Trump Executive Order Aims to Disclose 'Real' Costs for Health Care
President Donald Trump signed an executive order Monday that calls for upfront disclosure by hospitals of actual prices for common tests and procedures to keep costs down.
The idea is to give patients practical information that they can use to help save money. For example, if a hospital charges your insurer $3,500 for a type of echocardiogram and the same test costs $550 in a doctor’s office, you might go for the lower-price procedure to save on copays.
But insurers said the idea could backfire, prompting hospitals that now give deeper discounts to try to raise their own negotiated prices to match what high-earners are getting.
Trump’s order also requires that patients be told ahead of time what their out-of-pocket costs like deductibles and copays will be for many procedures.
Little will change right away. The executive order calls for a rule-making process by federal agencies, which typically takes months or even years. The details of what information will have to be disclosed and how it will be made available to patients must be worked out as part of writing the regulations.
That will involve a complex give-and-take with hospitals, insurers and others affected.Consumers will have to wait to see whether the results live up to the administration’s promises.
Azar pushed back against that argument, saying insurers do ultimately disclose their payment rates when they send individual patients an “explanation of benefits.” That’s the technical term for the form that patients get after they’ve had a procedure or seen the doctor.
“Every time one of us goes to a hospital, within a couple of weeks there arrives an explanation of benefits that contains the list price, the negotiated price, and your out-of-pocket cost,” Azar said. “This is not some great state secret out there.” He said “that information is out there, it just needs to be presented to patients at the right time, in the right format, so it can help drive decision-making for them.”
Trump’s executive order also calls for:
—expanded uses for health savings accounts, a tax-advantaged way to pay health care bills that has long been favored by Republicans.

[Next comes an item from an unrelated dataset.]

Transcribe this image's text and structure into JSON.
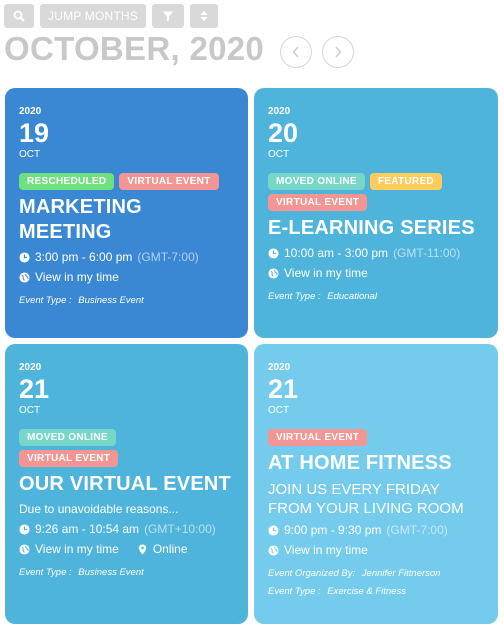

Coupled with a lower-premium, high-deductible insurance plan, the accounts can be used to pay out-of-pocket costs for routine medical exams and procedures.
—a plan to pull together the government’s various health care quality rating systems for hospitals, nursing homes, and Medicare Advantage plans, improving reporting of information to consumers.
—more access by researchers to health care information, such as claims for services covered by government programs like Medicare. The data would be stripped of details that could identify individual patients.
Original content can be located at Real Clear Politics